But 20 years back, while acknowledging that the “No Establishment” team had run up a colossal lead over the “Free Exercise” folks, I also sounded a hopeful (if cautious) note of optimism that things might be changing a bit. It was 1993, and mostly because George H.W. Bush had broken his promise about taxes, we were just getting ready to inaugurate Bill Clinton as president. Clinton was seen as centrist on such issues. And thanks to the hard work of several aggressive Christian legal organizations, scattered “Free Exercise” victories were emerging here and there. Even though I facetiously reported the score in this important game as 272-3 in favor of the “No Establishment” team, I argued that there might be reasons for hope.
Not now. Not in the year 2013.
If the recent high-handed federal actions against the Hobby Lobby corporation of Oklahoma are not quickly and unambiguously reversed and overturned, the “Free Exercise” team might well be persuaded that the game is all but over. Hobby Lobby is a multi-million dollar, multi-state retail chain owned and controlled by an extended Christian family.

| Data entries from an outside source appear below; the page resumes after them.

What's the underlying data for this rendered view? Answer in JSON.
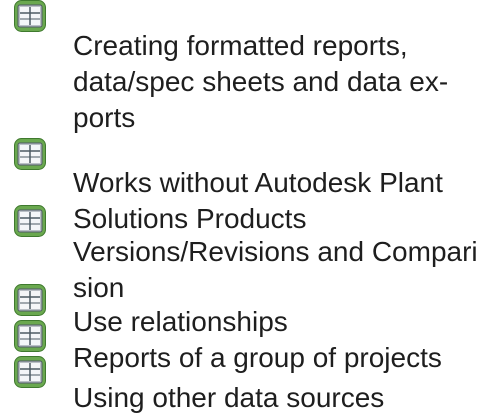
{
  "features": [
    {
      "icon": "spreadsheet-icon",
      "lines": [
        "Creating formatted reports,",
        "data/spec sheets and data ex-",
        "ports"
      ]
    },
    {
      "icon": "spreadsheet-icon",
      "lines": [
        "Works without Autodesk Plant",
        "Solutions Products"
      ]
    },
    {
      "icon": "spreadsheet-icon",
      "lines": [
        "Versions/Revisions and Compari-",
        "sion"
      ]
    },
    {
      "icon": "spreadsheet-icon",
      "lines": [
        "Use relationships"
      ]
    },
    {
      "icon": "spreadsheet-icon",
      "lines": [
        "Reports of a group of projects"
      ]
    },
    {
      "icon": "spreadsheet-icon",
      "lines": [
        "Using other data sources"
      ]
    }
  ],
  "colors": {
    "text": "#1e1e1e",
    "icon_green": "#6aa84f",
    "icon_dark_green": "#3f7a2e",
    "icon_gray": "#b9bfc5"
  }
}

Facing the details of the newly imposed Obamacare health program, Hobby Lobby has concluded it cannot in good conscience comply with the requirement that it offer its employees insurance coverage providing abortifacient drugs. Hobby Lobby asked the administration and the courts to delay any fines (estimated at $1.3 million per day) until the appropriate courts could hear its appeal. But Hobby Lobby’s request was immediately and robustly denied.
If all this is not a blatant denial of an American citizen’s freedom to exercise his or her deeply held religious beliefs, it’s hard to imagine what the federal government might do to be offensive. The Constitution couldn’t be clearer. It doesn’t clutter the landscape with possible exceptions. It says bluntly and succinctly that neither Obamacare nor any bureaucrat spouting forth an “executive action” may include any provision that restricts the free exercise of someone’s religious beliefs.
All that has to do with the issue itself. But then there’s also the tone. Why, when Hobby Lobby appeals respectfully, through proper channels—“Can we wait on the fines until the issue is resolved by the courts?”—are the president’s administration and the Supreme Court justice he appointed so adamant and so quick to lower the hammer? Isn’t this the president who a few weeks ago was calling for civility in the discussion of hard matters?
The tones of dictatorship are all over the Hobby Lobby case. No ball game I’ve ever attended included referees so blatantly determined to help one team win.
If only it were just a game.